Interface dataset entries
####################

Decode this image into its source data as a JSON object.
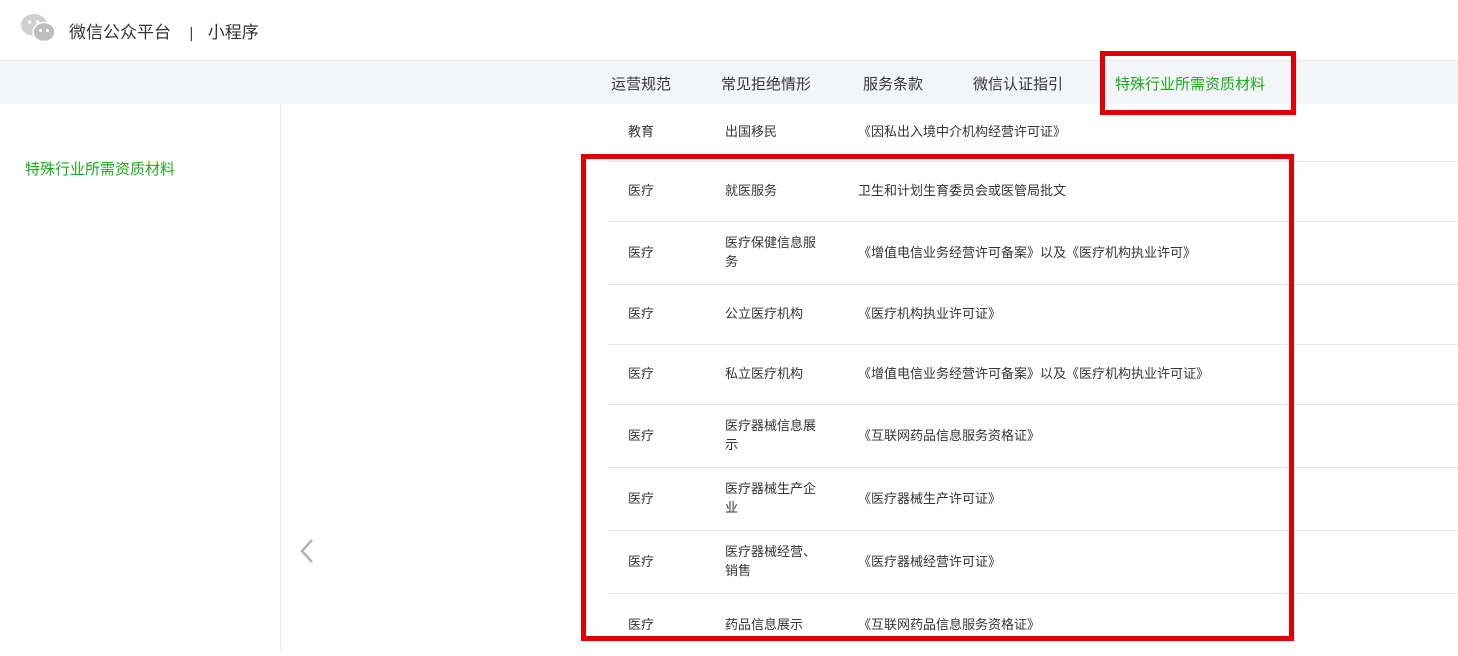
{
  "header": {
    "brand": "微信公众平台",
    "separator": "|",
    "subtitle": "小程序",
    "logo_icon": "wechat-logo-icon"
  },
  "nav": {
    "tabs": [
      {
        "label": "运营规范"
      },
      {
        "label": "常见拒绝情形"
      },
      {
        "label": "服务条款"
      },
      {
        "label": "微信认证指引"
      },
      {
        "label": "特殊行业所需资质材料",
        "active": true
      }
    ]
  },
  "sidebar": {
    "items": [
      {
        "label": "特殊行业所需资质材料",
        "active": true
      }
    ]
  },
  "table": {
    "rows": [
      {
        "industry": "教育",
        "category": "出国移民",
        "material": "《因私出入境中介机构经营许可证》"
      },
      {
        "industry": "医疗",
        "category": "就医服务",
        "material": "卫生和计划生育委员会或医管局批文"
      },
      {
        "industry": "医疗",
        "category": "医疗保健信息服务",
        "material": "《增值电信业务经营许可备案》以及《医疗机构执业许可》"
      },
      {
        "industry": "医疗",
        "category": "公立医疗机构",
        "material": "《医疗机构执业许可证》"
      },
      {
        "industry": "医疗",
        "category": "私立医疗机构",
        "material": "《增值电信业务经营许可备案》以及《医疗机构执业许可证》"
      },
      {
        "industry": "医疗",
        "category": "医疗器械信息展示",
        "material": "《互联网药品信息服务资格证》"
      },
      {
        "industry": "医疗",
        "category": "医疗器械生产企业",
        "material": "《医疗器械生产许可证》"
      },
      {
        "industry": "医疗",
        "category": "医疗器械经营、销售",
        "material": "《医疗器械经营许可证》"
      },
      {
        "industry": "医疗",
        "category": "药品信息展示",
        "material": "《互联网药品信息服务资格证》"
      }
    ]
  },
  "colors": {
    "accent_green": "#1aad19",
    "highlight_red": "#e00000",
    "nav_bg": "#f4f5f9"
  }
}
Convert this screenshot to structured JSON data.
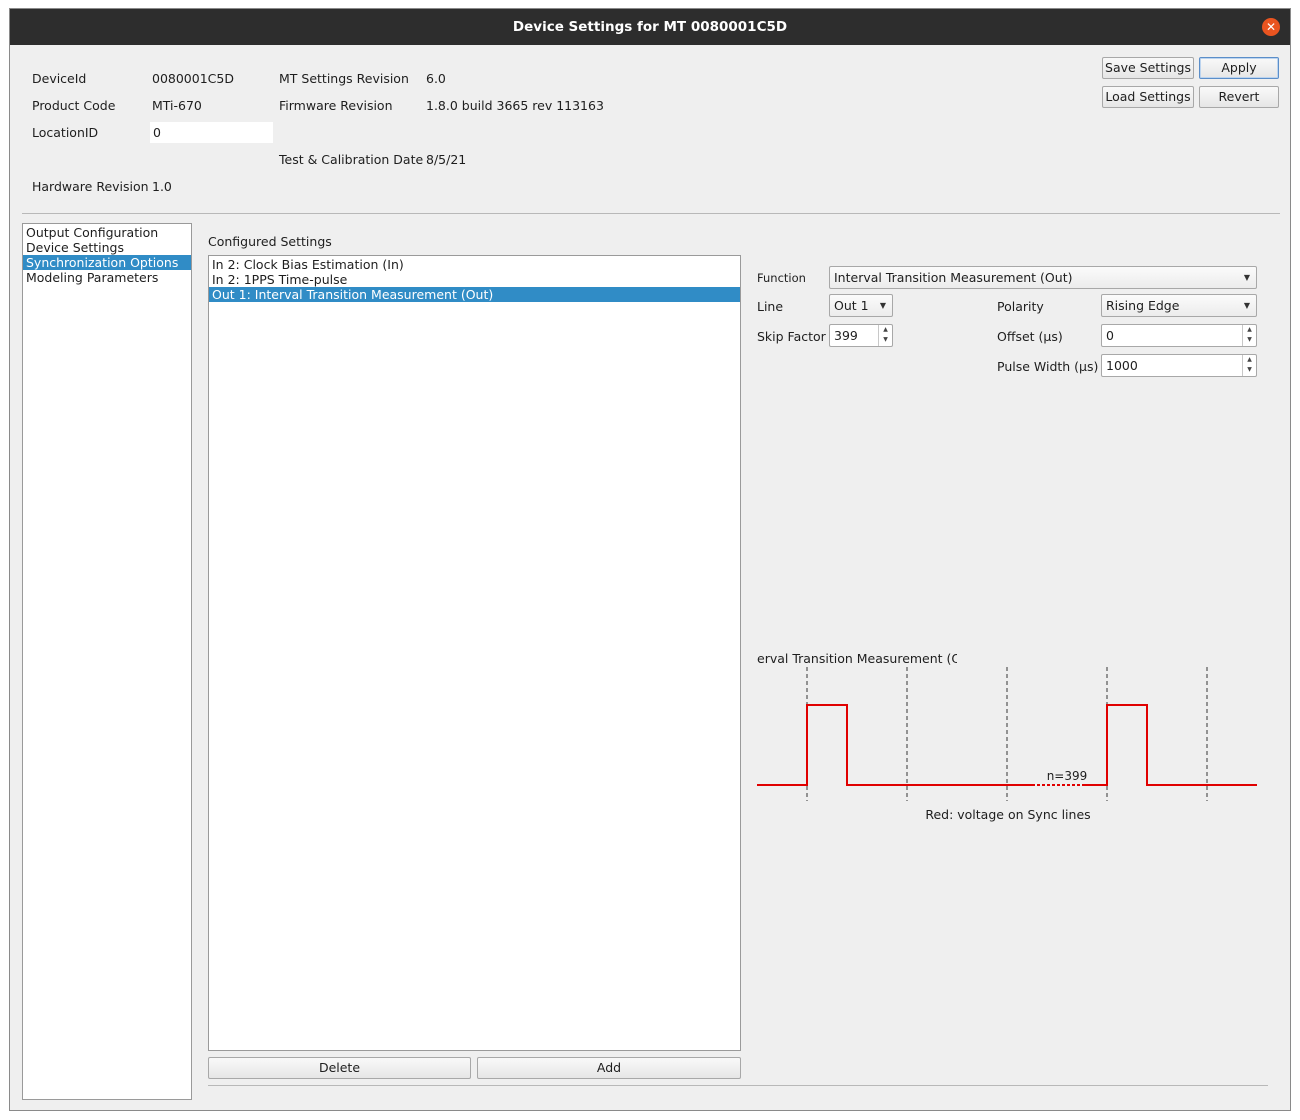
{
  "window": {
    "title": "Device Settings for MT 0080001C5D"
  },
  "info": {
    "device_id_label": "DeviceId",
    "device_id_value": "0080001C5D",
    "product_code_label": "Product Code",
    "product_code_value": "MTi-670",
    "location_id_label": "LocationID",
    "location_id_value": "0",
    "hardware_revision_label": "Hardware Revision",
    "hardware_revision_value": "1.0",
    "mt_settings_revision_label": "MT Settings Revision",
    "mt_settings_revision_value": "6.0",
    "firmware_revision_label": "Firmware Revision",
    "firmware_revision_value": "1.8.0 build 3665 rev 113163",
    "test_cal_date_label": "Test & Calibration Date",
    "test_cal_date_value": "8/5/21"
  },
  "actions": {
    "save_settings": "Save Settings",
    "apply": "Apply",
    "load_settings": "Load Settings",
    "revert": "Revert"
  },
  "nav": {
    "items": [
      "Output Configuration",
      "Device Settings",
      "Synchronization Options",
      "Modeling Parameters"
    ],
    "selected_index": 2
  },
  "configured": {
    "label": "Configured Settings",
    "items": [
      "In 2: Clock Bias Estimation (In)",
      "In 2: 1PPS Time-pulse",
      "Out 1: Interval Transition Measurement (Out)"
    ],
    "selected_index": 2,
    "delete_label": "Delete",
    "add_label": "Add"
  },
  "form": {
    "function_label": "Function",
    "function_value": "Interval Transition Measurement (Out)",
    "line_label": "Line",
    "line_value": "Out 1",
    "polarity_label": "Polarity",
    "polarity_value": "Rising Edge",
    "skip_factor_label": "Skip Factor",
    "skip_factor_value": "399",
    "offset_label": "Offset (µs)",
    "offset_value": "0",
    "pulse_width_label": "Pulse Width (µs)",
    "pulse_width_value": "1000"
  },
  "diagram": {
    "title": "erval Transition Measurement (Ou",
    "n_label": "n=399",
    "caption": "Red: voltage on Sync lines",
    "signal_color": "#e00000"
  }
}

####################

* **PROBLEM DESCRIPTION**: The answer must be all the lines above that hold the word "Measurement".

* **SOLUTION TO THIS TASK**:
      "Out 1: Interval Transition Measurement (Out)"
    "function_value": "Interval Transition Measurement (Out)",
    "title": "erval Transition Measurement (Ou",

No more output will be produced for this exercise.